Oddly, the most egregiously drab of all the films mentioned here is the one that seems like it would be most playful: Paul McGuigan’s Film Stars Don’t Die in Liverpool, which has the dubious distinction of featuring a brilliantly cast Annette Bening as Gloria Grahame and then proceeding to drain her of vivacity and life in favor of a funereal trudge toward indignity and death. Focusing on the twilight years of Hollywood’s unlikeliest Oscar-winner (each of Grahame’s tremulous, blowsy blondes is a thing of beauty, but not the sort usually honored by Hollywood), and specifically her relationship with the much younger Liverpudlian actor Peter Turner, who wrote the memoir on which the film is based, Film Stars Don’t Die is initially a breeze, putting to good use the undeniable chemistry between its leads: Bening and Jamie Bell, who as young Mr. Turner finally has a juicy leading role with which he can flaunt his enormous sex appeal. Meeting cute in a London hotel in 1979, the legend and the neophyte, who’s as young as her son back in the States, get into a little disco dancing in her room (a terrifically performed, shot, and edited number) and go see the newly released Alien, with Peter diving into Gloria’s arms during the jump scares. (But fans want to know: when did Grahame find the time to shoot her unforgettable supporting role in Chilly Scenes of Winter, shot in ’79?)

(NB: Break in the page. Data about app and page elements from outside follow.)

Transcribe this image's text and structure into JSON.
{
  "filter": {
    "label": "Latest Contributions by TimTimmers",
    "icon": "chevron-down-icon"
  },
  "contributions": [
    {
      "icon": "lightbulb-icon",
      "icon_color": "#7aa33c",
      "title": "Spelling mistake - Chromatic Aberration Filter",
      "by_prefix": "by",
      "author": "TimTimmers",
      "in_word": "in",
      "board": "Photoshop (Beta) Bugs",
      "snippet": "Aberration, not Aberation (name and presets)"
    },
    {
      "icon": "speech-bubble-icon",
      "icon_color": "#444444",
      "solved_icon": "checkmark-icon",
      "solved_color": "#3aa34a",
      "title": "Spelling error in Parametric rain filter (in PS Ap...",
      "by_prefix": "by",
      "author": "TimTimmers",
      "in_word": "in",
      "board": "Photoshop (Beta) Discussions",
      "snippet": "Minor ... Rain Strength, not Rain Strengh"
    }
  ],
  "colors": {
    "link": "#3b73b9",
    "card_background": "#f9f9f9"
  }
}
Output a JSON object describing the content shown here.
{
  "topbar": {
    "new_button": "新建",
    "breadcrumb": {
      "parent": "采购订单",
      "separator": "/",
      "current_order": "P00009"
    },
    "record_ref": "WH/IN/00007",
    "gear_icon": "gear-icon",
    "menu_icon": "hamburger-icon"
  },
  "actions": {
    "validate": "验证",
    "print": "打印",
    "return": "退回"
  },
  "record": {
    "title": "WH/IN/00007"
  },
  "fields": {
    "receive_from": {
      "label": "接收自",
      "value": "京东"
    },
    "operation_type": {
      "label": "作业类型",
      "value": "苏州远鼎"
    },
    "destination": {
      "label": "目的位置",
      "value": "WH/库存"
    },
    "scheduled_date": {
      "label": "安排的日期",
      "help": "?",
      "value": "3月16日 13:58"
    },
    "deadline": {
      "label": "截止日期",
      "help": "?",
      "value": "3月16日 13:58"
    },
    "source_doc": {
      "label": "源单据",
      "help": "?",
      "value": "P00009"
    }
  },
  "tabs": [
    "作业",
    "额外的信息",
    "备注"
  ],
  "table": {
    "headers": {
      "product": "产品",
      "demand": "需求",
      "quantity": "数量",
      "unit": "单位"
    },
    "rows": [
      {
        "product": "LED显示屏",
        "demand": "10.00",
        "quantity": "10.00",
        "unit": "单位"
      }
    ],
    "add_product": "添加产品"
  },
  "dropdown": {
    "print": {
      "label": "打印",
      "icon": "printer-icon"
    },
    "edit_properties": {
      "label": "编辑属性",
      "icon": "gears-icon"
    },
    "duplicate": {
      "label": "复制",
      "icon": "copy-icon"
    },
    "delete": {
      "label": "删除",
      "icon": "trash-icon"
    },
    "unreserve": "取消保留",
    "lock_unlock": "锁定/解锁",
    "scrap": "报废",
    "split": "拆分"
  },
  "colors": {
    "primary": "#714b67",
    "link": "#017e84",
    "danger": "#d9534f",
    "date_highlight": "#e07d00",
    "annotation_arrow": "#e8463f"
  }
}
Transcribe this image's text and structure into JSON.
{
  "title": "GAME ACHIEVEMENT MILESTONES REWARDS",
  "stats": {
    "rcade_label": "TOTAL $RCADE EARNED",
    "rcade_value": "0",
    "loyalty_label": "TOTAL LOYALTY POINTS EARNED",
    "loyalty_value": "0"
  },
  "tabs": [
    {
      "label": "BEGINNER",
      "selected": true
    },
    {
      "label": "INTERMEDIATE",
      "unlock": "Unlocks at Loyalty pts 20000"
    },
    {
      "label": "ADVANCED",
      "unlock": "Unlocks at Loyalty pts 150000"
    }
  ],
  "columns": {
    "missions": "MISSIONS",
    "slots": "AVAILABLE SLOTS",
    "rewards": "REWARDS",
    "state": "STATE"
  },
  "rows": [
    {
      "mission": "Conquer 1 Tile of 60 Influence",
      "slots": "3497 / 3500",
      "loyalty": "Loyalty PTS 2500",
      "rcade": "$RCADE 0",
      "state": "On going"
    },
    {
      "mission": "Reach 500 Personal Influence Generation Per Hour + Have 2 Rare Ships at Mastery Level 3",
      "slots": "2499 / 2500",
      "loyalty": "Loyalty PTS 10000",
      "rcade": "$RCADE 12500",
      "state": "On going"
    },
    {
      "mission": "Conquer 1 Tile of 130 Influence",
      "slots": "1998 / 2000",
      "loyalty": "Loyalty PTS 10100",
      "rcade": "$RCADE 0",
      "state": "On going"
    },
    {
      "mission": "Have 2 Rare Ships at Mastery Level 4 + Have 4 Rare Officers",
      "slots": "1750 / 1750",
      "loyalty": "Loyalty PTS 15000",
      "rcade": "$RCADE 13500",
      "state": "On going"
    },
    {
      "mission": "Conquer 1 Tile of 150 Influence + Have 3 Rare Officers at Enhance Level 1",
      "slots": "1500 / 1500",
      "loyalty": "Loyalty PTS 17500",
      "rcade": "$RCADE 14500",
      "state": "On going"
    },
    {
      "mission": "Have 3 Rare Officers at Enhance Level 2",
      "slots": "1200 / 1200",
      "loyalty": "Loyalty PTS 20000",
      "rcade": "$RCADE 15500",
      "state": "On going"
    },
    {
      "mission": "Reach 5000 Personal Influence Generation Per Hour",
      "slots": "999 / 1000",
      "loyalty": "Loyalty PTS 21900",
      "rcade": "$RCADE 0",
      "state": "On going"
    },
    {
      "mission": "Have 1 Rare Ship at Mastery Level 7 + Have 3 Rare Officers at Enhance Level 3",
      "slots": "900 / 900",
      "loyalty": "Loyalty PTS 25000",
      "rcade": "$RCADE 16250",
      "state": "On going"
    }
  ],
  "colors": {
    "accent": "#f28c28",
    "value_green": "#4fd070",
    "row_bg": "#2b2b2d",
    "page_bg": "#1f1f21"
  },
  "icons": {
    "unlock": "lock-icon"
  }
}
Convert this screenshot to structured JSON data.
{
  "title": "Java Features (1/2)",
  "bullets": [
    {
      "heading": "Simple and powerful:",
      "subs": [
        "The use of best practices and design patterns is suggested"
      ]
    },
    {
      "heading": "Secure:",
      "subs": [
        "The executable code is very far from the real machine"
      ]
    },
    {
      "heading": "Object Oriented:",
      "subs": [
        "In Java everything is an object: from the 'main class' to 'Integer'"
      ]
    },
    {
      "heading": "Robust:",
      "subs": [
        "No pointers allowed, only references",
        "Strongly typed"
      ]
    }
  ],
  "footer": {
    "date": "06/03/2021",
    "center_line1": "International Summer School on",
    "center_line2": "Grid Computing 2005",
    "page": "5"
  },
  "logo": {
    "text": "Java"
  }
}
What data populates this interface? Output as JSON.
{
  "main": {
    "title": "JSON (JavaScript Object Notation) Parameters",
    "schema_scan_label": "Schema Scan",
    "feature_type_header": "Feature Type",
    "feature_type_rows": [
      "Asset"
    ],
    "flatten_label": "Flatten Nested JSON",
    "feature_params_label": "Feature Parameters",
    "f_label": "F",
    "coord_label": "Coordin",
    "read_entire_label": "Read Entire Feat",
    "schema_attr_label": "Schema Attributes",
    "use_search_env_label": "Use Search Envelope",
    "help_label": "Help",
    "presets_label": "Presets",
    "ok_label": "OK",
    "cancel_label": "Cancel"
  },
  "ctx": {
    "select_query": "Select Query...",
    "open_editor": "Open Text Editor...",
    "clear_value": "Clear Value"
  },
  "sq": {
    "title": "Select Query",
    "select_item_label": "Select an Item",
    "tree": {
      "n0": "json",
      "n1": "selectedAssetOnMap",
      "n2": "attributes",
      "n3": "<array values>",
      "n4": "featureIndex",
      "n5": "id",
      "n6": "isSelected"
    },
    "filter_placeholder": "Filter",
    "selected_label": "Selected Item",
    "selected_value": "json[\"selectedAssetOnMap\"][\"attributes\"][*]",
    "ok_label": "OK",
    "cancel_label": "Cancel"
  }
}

Of course, McGuigan’s film, in deference to the tragic trajectory of Grahame’s life as detailed in Turner’s memoirs, needs to have more on its mind than the adorable stages of early courtship. But because Bening so nails the actress’s indelible pout and saucy cadences, and because Bell is so good at conveying the barely repressed boyish eagerness behind his masculine strut, it’s ultimately a little dismaying to see it all devolve into a politely sad narrative of cancer conversations and bedside vigils. Nevertheless, there’s a genuine reckoning with the private face of stardom here that elevates the film miles above caricatured piffle like My Week with Marilyn, and Bening succeeds in leaving an impression of earthy sensuality rather than physical decay. Also, McGuigan manages to give Gloria a happy end—via flashback, at least.